ZEE Cinema, incidentally, has shifted its movie slot timings from the customary 10.00 am-1.00 pm-5.00 pm-9.00 pm timeline to a 9.00 am-12.30 pm-5.00 pm-8.30 pm format. According to Yogesh Radhakrishnan, head of ZEE Cinema, this has been done in accordance with a research conducted among viewers. "Research showed us that viewers were looking for a change in timings," he says, adding, "This is obviously aimed at improving ratings as well as audiences."
In conjunction with the change in timeline, the channel has an on-air contest going (titled Break Dekho Inaam Jeeto) on Saturdays at 8.30 pm, aimed at increasing stickiness for the movie as well as the commercial break that follows. The channel has also planned a van campaign that will travel to key towns and rural areas, as well as a new look, slated for June this year. Radhakrishnan maintains that these initiatives notwithstanding, the key to acquiring numbers is a clever mix of content acquisition, scheduling and distribution. "I think we have surpassed other channels in terms of scheduling our movies. We do not merely fill in the blanks, but understand audience needs while slotting movies," he says.
MAX, meanwhile, has opted to have an integrated brand approach aimed at building a "generic empathy with the viewer". Jain adds, "Apart from increasing on-air viewer delight, the idea is to heighten the on-ground experience as well." Which is why earlier this year, the channel, in a novel tie-up with the postal department, had created two million postcards branded with its logo and a slug promoting the 5.00 pm slot. Besides, brand ambassadors Kapil Dev and Mandira Bedi, through initiatives such as Kapil Aapke Ghar and Mandira Aapke Ghar, have endeavoured to take the channel to loyal viewers from time-to-time. Supplemented with on-air initiatives such as Extraa Shots - a continuation of the channel's strategy since Extraa Innings during the World Cup last year, aimed at shoring up its central programme with little known facts, trivia and anecdotes - channel executives hope to enhance viewer experience even further. All this apart, showing uncut versions of films, and showcasing two big titles (or Maha Movies) a month are added attractions on the channel.
If a slot-by-slot and integrated approach characterize ZEE Cinema and MAX (respectively), STAR Gold, the third player in the ring, chooses to bank on dubbed Hollywood and martial arts movies to bring in the numbers. "We are not into big title acquisitions - it doesn't work for us," says Deepak Segal, senior vice-president, content and communication, STAR India. "We look to telecast popular Hindi titles that people are familiar with, and, at the same time, showcase action movies, which anyway have universal appeal."

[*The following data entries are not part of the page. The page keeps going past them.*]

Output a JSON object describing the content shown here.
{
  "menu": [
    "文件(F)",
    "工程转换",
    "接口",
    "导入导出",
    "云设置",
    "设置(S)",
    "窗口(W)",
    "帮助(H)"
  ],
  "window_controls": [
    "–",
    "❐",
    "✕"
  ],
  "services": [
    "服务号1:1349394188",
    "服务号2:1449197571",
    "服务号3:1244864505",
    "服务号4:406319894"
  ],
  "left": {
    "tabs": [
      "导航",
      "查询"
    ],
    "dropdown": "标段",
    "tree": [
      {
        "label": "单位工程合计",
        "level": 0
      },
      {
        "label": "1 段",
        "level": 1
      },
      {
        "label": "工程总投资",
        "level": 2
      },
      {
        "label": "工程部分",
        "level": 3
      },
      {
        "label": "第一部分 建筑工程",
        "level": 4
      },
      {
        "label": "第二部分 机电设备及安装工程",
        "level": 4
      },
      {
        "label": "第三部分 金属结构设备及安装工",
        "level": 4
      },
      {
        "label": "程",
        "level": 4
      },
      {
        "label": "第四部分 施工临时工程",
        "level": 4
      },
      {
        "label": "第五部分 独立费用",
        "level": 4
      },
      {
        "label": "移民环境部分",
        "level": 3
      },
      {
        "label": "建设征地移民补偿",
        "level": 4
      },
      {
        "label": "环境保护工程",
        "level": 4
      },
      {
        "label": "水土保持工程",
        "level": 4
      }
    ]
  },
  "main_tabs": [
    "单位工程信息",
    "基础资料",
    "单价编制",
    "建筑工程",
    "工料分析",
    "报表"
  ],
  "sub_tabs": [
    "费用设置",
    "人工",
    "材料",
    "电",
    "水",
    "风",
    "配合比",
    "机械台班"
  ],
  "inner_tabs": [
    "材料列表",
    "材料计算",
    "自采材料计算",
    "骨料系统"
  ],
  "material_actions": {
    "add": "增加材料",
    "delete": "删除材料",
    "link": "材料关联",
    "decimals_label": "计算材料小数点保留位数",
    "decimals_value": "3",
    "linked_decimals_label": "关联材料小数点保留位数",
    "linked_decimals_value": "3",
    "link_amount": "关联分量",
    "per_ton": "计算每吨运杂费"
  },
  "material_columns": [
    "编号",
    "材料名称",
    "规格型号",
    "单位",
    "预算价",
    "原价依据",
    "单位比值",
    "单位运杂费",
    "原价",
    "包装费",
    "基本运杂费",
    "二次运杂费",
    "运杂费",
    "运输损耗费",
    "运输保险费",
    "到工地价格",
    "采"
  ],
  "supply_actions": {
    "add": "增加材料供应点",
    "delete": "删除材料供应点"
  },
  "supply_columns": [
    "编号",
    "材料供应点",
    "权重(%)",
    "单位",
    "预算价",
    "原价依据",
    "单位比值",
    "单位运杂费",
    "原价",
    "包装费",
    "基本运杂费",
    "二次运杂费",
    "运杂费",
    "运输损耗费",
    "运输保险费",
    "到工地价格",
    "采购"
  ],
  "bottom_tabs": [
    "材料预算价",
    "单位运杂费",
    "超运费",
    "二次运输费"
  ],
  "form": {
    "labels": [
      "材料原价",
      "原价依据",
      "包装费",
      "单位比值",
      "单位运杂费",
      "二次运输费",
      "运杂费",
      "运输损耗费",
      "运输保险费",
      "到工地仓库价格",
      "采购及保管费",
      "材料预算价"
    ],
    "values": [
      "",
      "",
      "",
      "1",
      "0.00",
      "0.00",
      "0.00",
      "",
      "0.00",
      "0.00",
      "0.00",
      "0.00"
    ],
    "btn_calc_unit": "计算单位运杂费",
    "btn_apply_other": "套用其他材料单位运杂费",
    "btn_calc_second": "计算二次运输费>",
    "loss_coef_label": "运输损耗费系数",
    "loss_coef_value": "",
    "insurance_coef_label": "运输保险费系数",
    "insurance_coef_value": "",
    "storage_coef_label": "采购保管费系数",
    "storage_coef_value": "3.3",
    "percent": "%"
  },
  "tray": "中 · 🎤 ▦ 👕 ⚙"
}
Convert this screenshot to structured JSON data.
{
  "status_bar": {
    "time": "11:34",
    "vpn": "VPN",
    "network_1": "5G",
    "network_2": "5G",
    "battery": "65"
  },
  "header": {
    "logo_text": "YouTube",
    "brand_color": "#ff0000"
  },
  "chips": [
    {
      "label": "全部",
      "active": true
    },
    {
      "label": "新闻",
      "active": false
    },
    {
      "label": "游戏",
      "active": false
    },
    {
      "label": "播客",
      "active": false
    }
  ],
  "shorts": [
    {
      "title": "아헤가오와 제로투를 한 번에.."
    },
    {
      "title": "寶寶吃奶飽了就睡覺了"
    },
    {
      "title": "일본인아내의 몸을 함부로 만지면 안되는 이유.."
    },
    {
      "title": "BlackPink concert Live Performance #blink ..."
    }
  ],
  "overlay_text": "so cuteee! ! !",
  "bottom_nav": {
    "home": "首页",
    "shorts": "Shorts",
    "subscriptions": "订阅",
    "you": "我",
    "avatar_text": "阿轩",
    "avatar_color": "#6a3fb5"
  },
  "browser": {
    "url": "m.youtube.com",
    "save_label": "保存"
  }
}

For 2003, in the top six metros, MAX, ZEE Cinema and STAR Gold achieved channel shares of 42 per cent, 29 per cent and 18 per cent, respectively (base population: C&S 4+; source: TAM Media Research). Viewership of the Hindi movie genre, per se, stood at 4 per cent to general entertainment's 36 per cent, while the regional-language space cornered 40 per cent (base population: all 4+ individuals, all India surveyed). With the gap between general entertainment and Hindi movies still very wide, it is to be seen what more the players do to improve category growth, as well as individual channel shares. © 2004 agencyfaqs!